In 1978, the Hollywood Tower was sold to Deseret Properties, a Glendale, California firm owned by Blain Anderson.[8][9] When Deseret bought the property, it was in poor shape, and the new owner invested approximately $50,000 in new carpeting and paint.

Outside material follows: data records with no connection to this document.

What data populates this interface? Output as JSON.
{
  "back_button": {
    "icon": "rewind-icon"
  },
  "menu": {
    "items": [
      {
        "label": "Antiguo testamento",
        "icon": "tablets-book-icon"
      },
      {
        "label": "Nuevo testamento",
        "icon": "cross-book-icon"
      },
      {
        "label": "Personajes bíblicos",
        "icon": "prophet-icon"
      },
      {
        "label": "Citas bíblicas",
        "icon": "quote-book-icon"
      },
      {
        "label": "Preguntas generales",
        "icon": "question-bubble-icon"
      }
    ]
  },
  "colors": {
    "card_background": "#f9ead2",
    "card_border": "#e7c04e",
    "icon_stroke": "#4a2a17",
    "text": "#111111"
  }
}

However, Deseret found the project to be difficult to operate due to the adoption of rent control by the City of Los Angeles in 1978, and problems collecting rent from tenants who "didn't get that part" or "didn't sell that piece of music."[9] In order to achieve a more stable flow of rental income, the new owner began courting senior citizens as tenants, and by 1981, 31 of the building's 56 apartments were occupied by senior citizens.[9]

The building was sold in 2007 for $34.5 million to a Phoenix-based developer Alliance Residential with plans to build additional units on the land across Vista del Mar.[2] Since the acquisition, ownership has invested more than $1 million in renovations and upgrades to the building and will open the new adjacent development, La Belle, in mid-2010.

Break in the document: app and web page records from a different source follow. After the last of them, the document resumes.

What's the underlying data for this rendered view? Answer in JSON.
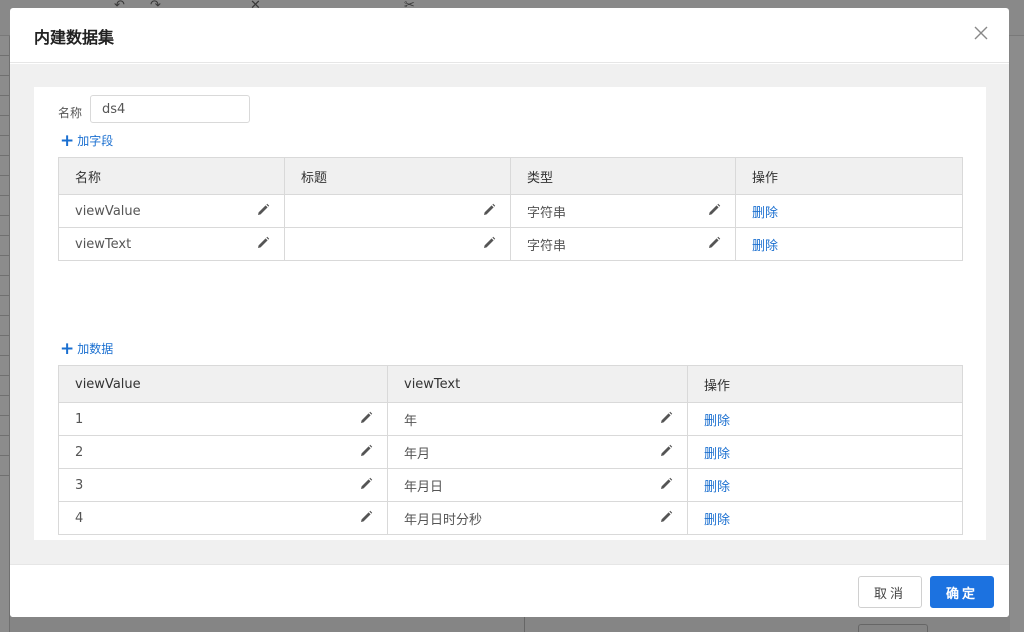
{
  "dialog": {
    "title": "内建数据集",
    "close_label": "X"
  },
  "name_field": {
    "label": "名称",
    "value": "ds4"
  },
  "fields_section": {
    "add_label": "加字段",
    "columns": [
      "名称",
      "标题",
      "类型",
      "操作"
    ],
    "rows": [
      {
        "name": "viewValue",
        "title": "",
        "type": "字符串",
        "action": "删除"
      },
      {
        "name": "viewText",
        "title": "",
        "type": "字符串",
        "action": "删除"
      }
    ]
  },
  "data_section": {
    "add_label": "加数据",
    "columns": [
      "viewValue",
      "viewText",
      "操作"
    ],
    "rows": [
      {
        "view_value": "1",
        "view_text": "年",
        "action": "删除"
      },
      {
        "view_value": "2",
        "view_text": "年月",
        "action": "删除"
      },
      {
        "view_value": "3",
        "view_text": "年月日",
        "action": "删除"
      },
      {
        "view_value": "4",
        "view_text": "年月日时分秒",
        "action": "删除"
      }
    ]
  },
  "footer": {
    "cancel_label": "取消",
    "ok_label": "确定"
  },
  "colors": {
    "accent": "#1c72e0",
    "link": "#1a6fd0",
    "header_bg": "#f0f0f0"
  }
}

Historic designation[edit]

The Hollywood Tower was listed in the National Register of Historic Places in 1988.

Appearance in motion pictures[edit]

The Hollywood Tower appears prominently, by name, in the 1948 mystery film Devil's Cargo, part of The Falcon series. It is also featured in Brian De Palmas 1984 thriller Body Double, a movie notable for its setting in a number of Los Angeles landmarks. The Hollywood Tower received ample screen-time in the 1980 screwball comedy Midnight Madness (produced by Walt Disney Productions) -- as noted above, The Hollywood Tower is cited as an inspiration for their Twilight Zone Tower of Terror attractions. Well-known motion picture character actor Eugene Pallette was one of the first residents and lived in the building for all the nineteen thirties.[10]

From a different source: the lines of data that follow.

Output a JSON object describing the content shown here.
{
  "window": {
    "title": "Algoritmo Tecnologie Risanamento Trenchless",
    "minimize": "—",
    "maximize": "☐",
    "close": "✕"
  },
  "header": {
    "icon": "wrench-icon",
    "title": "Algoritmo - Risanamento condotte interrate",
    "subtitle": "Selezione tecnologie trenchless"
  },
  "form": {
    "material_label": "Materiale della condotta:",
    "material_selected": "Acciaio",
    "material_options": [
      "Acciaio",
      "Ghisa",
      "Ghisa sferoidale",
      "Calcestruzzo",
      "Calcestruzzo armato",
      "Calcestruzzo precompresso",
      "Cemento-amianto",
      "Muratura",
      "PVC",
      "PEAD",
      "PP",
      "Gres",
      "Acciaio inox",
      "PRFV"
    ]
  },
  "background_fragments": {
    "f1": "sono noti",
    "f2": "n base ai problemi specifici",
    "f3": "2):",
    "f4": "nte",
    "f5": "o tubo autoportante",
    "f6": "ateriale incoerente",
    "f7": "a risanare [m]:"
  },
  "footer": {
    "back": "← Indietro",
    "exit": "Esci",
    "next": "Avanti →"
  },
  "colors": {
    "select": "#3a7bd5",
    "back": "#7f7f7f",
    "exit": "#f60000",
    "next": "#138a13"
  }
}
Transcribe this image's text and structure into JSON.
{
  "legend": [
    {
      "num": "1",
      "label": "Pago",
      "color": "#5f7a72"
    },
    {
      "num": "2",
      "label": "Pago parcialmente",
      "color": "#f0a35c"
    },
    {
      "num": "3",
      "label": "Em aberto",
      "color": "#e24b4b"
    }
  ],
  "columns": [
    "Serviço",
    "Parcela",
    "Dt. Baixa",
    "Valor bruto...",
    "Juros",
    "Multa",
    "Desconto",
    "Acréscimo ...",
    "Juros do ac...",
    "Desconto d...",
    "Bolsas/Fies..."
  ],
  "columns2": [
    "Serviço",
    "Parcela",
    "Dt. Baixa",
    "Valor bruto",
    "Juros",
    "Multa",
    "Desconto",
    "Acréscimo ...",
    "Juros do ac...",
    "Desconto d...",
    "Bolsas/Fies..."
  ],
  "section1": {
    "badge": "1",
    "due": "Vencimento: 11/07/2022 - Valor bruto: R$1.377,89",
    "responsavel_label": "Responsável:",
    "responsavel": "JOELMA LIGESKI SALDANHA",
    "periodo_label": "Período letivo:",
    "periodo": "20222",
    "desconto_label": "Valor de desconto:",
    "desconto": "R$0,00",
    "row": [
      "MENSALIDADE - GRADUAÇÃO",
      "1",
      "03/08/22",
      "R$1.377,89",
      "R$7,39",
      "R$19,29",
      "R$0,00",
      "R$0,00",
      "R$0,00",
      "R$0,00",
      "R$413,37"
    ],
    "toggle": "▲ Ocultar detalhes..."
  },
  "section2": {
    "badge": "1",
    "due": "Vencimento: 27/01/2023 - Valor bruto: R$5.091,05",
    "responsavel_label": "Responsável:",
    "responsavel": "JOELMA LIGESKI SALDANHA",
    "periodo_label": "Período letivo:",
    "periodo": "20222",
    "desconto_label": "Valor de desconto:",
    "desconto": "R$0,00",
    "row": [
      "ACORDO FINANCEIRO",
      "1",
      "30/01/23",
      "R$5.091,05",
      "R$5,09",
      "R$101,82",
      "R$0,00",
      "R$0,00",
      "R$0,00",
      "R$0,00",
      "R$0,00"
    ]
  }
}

See also[edit]

References[edit]

  1. ^ "National Register Information System". National Register of Historic Places. National Park Service. 2008-04-15. 
  2. ^ a b c d Roger Vincent (2007-04-18). "Historic Hollywood Tower gets sold for $34.9 million". Los Angeles Times. 
  3. ^ Marc Wanamaker, Robert W. Nudelman (2007). Early Hollywood, p. 95. Arcadia. ISBN 0-7385-4792-1. 
  4. ^ Paula L. Woods (2001). Stormy Weather: A Charlotte Justice Novel, p. 104. W.W. Norton & Co. ISBN 0-393-02021-5. 
  5. ^ "La Belle Tour Holdings Sold: South American Buyers Invest in Hollywood Property". Los Angeles Times. 1937-07-25. 
  6. ^ "Building Sold for $250,000 Heads Large Sales Volume". Los Angeles Times. 1939-11-26. 
  7. ^ "Sale Announced". Los Angeles Times. 1953-06-07. 
  8. ^ "Hollywood Renovation Job Assigned". Los Angeles Times. 1978-05-14. 
  9. ^ a b c Ruth Ryon (1981-05-17). "Offers Reduced Rent, No Fees, Utilities Paid: Hollywood Landlord Courting Seniors". Los Angeles Times. 
  10. ^ Jack Oakie's Double Takes by Jack Oakie; 1980, Stawberry Hill Press